Now we are seeing some of these roads are not sustainable, like the Carbon River Road, now a trail. We will continue to provide access where we can and when that becomes cost prohibitive, we will take the range of alternatives to the public. We are committed to providing access, but perhaps not in the same location or way we have experienced in the past.
Q: If global warming were happening naturally and not caused by humans, how would that change the Park Service’s reaction?
A: Climate change is clearly human caused; it is happening now. We can see the impacts and we need to step up to the facts and take actions. The Park Service uses the best science to determine our approaches, and we are addressing the impacts as we can.
Q: How do threats related to climate change at Mount Rainier compare with those at other parks?
A: Mount Rainier is not being hit any harder than any other park. Impacts are all over the national parks.
New species are appearing in parks, driven there by climate change; snow pack in Glacier and the Sierras are at record lows. Lake Mead is as low as it was when it was being filled. Fires in our Sierra parks are burning a month longer and hotter, and the forests are not returning in the same mix of species.
Our coastal parks are seeing high-intensity storms – Hurricane Sandy, for example.
Q: You have a natural resources background, and your home park is Mount Rainier. Recently, four program managers in the park’s Natural and Cultural Resources Division were offered buy-outs, and the program’s budget was cut by 28 percent.
How do you reconcile this with the extraordinary challenges to natural resources from climate change?
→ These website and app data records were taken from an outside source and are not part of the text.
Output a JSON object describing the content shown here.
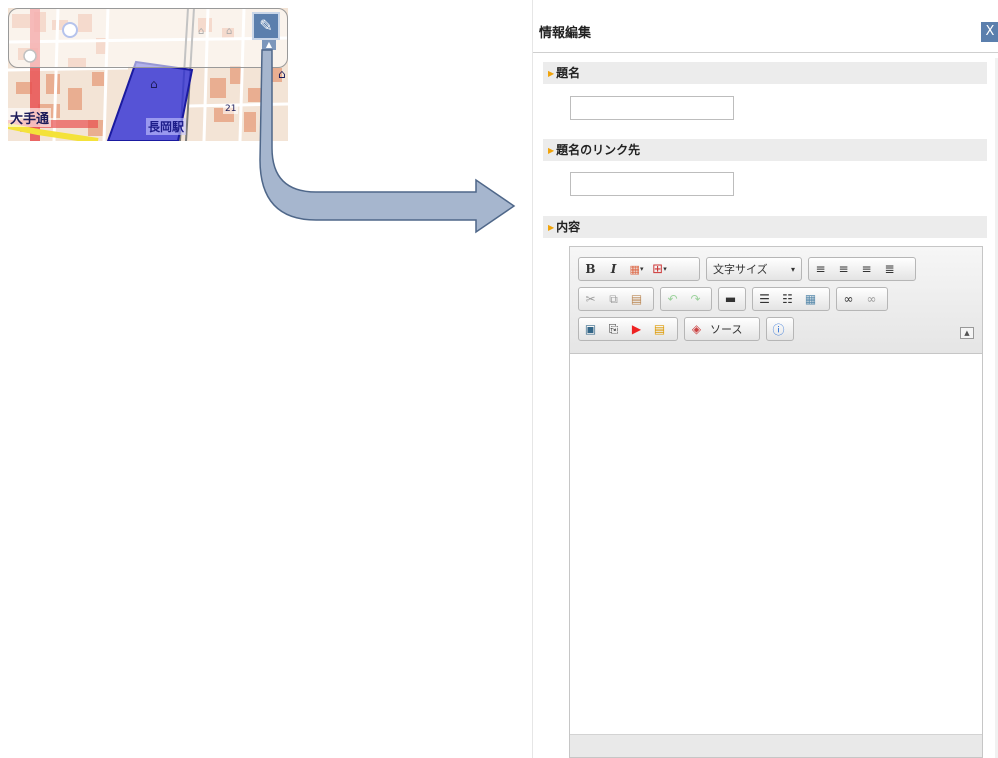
{
  "map": {
    "labels": {
      "street": "大手通",
      "station": "長岡駅",
      "number": "21"
    },
    "edit_icon": "pencil-icon",
    "toggle_icon": "caret-up-icon"
  },
  "panel": {
    "title": "情報編集",
    "close_label": "X",
    "sections": {
      "title": "題名",
      "link": "題名のリンク先",
      "content": "内容"
    },
    "fields": {
      "title_value": "",
      "link_value": ""
    },
    "toolbar": {
      "bold": "B",
      "italic": "I",
      "font_size": "文字サイズ",
      "source": "ソース"
    }
  },
  "colors": {
    "accent": "#5b7fad",
    "section_marker": "#f0a30a",
    "station_area": "#3a3ad6",
    "arrow_fill": "#a6b6ce",
    "arrow_stroke": "#4f6789"
  }
}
A: While I was the superintendent there from 1999 to 2002, I have been gone for 12 years. I have no direct knowledge of the local buyout program and no comment on the local decisions.
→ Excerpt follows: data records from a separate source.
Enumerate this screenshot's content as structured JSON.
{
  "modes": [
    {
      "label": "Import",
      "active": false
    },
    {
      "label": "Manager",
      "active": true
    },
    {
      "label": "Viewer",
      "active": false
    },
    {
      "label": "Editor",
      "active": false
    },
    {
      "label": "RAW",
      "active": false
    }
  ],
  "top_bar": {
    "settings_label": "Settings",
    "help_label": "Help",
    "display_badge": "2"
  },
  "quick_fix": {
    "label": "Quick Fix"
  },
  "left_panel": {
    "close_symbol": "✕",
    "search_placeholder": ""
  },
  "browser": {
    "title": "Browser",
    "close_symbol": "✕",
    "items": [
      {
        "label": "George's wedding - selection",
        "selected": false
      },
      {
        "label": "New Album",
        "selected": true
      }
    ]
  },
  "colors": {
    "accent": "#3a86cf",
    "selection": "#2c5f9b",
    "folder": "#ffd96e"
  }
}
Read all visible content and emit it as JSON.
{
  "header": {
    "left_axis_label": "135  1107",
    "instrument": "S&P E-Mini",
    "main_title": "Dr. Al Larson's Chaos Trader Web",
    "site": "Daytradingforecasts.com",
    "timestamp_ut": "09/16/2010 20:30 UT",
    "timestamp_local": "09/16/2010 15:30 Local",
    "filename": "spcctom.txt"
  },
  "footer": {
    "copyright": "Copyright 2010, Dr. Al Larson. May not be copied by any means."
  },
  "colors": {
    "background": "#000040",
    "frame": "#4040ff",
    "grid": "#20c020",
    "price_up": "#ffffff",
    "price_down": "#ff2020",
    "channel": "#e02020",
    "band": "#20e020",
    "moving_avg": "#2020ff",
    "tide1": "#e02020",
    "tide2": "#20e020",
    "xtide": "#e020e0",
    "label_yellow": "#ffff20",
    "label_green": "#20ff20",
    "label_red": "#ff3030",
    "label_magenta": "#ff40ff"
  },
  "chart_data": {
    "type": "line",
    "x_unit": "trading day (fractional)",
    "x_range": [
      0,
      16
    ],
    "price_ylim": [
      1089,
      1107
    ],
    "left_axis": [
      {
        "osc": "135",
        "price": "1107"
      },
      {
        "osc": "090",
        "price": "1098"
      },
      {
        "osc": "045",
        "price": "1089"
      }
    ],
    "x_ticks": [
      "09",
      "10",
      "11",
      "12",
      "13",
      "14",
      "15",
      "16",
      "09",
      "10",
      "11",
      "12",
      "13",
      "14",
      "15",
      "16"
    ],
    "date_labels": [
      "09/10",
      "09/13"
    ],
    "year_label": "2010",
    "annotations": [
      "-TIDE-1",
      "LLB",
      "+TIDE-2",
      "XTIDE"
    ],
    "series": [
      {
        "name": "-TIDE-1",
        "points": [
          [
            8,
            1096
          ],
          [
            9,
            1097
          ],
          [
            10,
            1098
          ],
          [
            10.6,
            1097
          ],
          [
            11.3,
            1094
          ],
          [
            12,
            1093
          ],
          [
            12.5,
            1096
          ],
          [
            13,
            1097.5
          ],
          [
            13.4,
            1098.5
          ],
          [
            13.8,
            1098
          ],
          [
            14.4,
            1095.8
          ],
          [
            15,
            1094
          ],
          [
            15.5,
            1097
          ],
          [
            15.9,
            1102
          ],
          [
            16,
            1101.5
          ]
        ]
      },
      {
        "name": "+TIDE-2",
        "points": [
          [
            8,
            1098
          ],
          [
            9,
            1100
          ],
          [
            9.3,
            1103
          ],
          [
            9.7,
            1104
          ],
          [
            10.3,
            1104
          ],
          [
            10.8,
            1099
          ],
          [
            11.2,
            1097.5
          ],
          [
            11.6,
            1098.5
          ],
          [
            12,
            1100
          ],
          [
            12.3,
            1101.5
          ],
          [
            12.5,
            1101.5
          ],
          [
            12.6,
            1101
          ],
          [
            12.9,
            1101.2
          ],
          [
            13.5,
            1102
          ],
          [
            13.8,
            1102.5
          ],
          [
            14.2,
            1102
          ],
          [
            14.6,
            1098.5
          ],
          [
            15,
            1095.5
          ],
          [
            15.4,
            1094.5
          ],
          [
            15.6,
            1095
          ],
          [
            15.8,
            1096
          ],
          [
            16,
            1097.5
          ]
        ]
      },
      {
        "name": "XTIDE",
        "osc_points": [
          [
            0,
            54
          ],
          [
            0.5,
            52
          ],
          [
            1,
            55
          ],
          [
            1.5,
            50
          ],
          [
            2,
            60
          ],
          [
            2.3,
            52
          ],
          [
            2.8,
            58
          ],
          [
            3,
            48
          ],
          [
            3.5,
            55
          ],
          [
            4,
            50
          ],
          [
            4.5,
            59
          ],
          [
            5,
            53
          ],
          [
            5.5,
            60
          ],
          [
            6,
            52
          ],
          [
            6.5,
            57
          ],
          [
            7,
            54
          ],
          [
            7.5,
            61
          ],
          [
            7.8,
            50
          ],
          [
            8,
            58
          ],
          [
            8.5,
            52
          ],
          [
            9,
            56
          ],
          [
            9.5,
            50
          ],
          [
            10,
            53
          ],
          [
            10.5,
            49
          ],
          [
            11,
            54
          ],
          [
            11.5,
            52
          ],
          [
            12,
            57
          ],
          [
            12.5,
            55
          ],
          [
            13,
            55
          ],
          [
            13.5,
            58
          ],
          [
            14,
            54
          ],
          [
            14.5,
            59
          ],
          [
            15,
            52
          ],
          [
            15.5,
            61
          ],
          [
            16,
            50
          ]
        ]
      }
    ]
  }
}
Q: Some people say climate change poses such overwhelming threats to the parks that the whole idea of what parks are for needs overhauling. You’ve talked about a “new vision” for the parks. What is it?
A: Our national parks offer “natural solutions” to climate change and need to be recognized as such.
They serve as refuges for species under stress from other factors that compound the effects of climate change; biological reservoirs for repopulating areas impacted from climate change; sources of inspiration for action to address the climate; sites of public education regarding climate change; and anchors for landscape connectivity.
They also can be laboratories for adaptation strategies, when applied with a precautionary principle.